▶ INSTRUCTIONS FOR THE TASK: Across the listing below, how many lines include the string "FLEX"? Reply with the number alone.

▶ MATERIALS PROVIDED:
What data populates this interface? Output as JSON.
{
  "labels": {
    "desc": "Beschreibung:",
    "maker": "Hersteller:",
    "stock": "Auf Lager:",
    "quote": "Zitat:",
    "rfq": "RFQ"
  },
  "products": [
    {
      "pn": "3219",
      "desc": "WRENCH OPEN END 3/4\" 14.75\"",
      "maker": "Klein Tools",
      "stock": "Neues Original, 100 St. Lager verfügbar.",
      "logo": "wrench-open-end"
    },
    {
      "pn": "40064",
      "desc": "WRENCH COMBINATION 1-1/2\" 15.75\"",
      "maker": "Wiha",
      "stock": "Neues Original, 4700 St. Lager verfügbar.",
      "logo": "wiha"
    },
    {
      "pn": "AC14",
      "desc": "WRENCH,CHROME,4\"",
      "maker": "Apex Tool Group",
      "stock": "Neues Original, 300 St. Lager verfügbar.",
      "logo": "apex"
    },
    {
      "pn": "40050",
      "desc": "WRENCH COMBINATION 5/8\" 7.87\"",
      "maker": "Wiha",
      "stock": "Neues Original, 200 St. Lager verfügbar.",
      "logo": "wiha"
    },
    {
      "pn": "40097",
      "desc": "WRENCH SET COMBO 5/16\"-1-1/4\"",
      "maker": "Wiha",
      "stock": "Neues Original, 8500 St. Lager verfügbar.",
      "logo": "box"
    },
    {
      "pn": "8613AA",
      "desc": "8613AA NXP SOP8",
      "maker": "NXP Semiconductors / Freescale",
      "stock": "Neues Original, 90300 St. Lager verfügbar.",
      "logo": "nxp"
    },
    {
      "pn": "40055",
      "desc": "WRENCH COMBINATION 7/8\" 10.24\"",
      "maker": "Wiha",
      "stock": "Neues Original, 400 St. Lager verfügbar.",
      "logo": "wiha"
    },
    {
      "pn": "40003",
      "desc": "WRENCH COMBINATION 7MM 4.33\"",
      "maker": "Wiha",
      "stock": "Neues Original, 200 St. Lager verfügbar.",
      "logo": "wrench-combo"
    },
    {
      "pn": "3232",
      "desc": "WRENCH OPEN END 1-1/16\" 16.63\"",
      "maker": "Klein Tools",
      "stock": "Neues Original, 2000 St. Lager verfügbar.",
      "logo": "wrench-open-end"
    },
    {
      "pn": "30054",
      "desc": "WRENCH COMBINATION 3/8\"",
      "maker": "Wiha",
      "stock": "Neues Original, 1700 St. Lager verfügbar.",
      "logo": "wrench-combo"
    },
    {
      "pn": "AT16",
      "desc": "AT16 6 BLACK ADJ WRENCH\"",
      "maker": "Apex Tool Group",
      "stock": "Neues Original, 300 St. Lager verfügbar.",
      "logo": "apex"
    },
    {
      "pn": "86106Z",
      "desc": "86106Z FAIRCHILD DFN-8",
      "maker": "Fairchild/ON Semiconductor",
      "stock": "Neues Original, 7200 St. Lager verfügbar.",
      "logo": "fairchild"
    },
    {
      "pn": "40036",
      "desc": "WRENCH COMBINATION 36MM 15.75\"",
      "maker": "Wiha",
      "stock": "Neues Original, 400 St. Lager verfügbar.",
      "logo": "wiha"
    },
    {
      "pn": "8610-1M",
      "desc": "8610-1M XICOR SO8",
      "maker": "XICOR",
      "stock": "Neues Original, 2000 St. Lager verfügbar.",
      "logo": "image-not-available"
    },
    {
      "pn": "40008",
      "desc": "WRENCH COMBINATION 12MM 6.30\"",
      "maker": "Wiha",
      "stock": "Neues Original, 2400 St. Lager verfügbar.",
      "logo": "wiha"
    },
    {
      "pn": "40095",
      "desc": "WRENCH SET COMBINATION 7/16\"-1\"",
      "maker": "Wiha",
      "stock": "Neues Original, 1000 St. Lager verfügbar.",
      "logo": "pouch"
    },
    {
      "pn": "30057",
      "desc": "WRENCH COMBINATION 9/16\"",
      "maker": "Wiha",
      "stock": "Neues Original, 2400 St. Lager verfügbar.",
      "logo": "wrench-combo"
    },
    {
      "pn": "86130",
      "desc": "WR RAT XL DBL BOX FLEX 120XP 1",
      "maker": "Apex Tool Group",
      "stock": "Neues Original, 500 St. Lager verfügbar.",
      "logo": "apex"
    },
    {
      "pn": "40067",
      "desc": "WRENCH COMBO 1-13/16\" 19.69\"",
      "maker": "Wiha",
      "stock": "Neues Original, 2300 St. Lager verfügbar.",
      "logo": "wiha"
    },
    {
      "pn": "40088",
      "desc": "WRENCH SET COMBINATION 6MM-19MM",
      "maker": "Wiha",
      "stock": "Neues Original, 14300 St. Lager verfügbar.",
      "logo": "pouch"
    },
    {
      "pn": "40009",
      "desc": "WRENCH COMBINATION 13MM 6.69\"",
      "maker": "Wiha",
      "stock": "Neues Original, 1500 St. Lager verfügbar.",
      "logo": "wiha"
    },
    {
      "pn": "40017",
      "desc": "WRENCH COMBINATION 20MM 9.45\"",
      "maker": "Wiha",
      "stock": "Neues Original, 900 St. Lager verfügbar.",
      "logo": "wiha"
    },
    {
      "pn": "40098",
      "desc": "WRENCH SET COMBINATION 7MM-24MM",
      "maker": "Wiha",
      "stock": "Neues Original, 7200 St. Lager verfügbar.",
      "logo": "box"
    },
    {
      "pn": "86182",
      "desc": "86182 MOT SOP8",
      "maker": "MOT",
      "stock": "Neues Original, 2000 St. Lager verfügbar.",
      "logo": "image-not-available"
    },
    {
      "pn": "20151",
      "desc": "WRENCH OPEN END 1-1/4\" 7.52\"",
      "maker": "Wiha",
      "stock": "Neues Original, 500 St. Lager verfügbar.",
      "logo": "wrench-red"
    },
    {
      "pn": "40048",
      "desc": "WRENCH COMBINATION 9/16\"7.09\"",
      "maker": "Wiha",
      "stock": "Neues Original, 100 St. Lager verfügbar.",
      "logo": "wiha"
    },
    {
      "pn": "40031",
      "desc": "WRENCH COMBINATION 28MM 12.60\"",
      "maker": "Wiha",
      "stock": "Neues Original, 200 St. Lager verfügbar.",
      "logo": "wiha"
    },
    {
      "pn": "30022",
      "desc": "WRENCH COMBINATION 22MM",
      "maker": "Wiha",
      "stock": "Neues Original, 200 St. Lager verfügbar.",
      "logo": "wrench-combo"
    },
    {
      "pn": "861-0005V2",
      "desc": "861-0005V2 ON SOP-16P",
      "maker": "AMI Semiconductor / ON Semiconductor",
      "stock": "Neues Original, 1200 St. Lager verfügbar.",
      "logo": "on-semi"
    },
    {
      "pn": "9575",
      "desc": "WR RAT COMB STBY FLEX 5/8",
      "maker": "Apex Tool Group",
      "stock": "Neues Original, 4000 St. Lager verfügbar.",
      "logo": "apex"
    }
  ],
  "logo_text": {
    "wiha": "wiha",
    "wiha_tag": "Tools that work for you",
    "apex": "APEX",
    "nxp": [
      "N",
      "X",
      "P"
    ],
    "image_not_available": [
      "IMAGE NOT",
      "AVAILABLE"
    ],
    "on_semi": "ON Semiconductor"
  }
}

▶ TASK SOLUTION: 2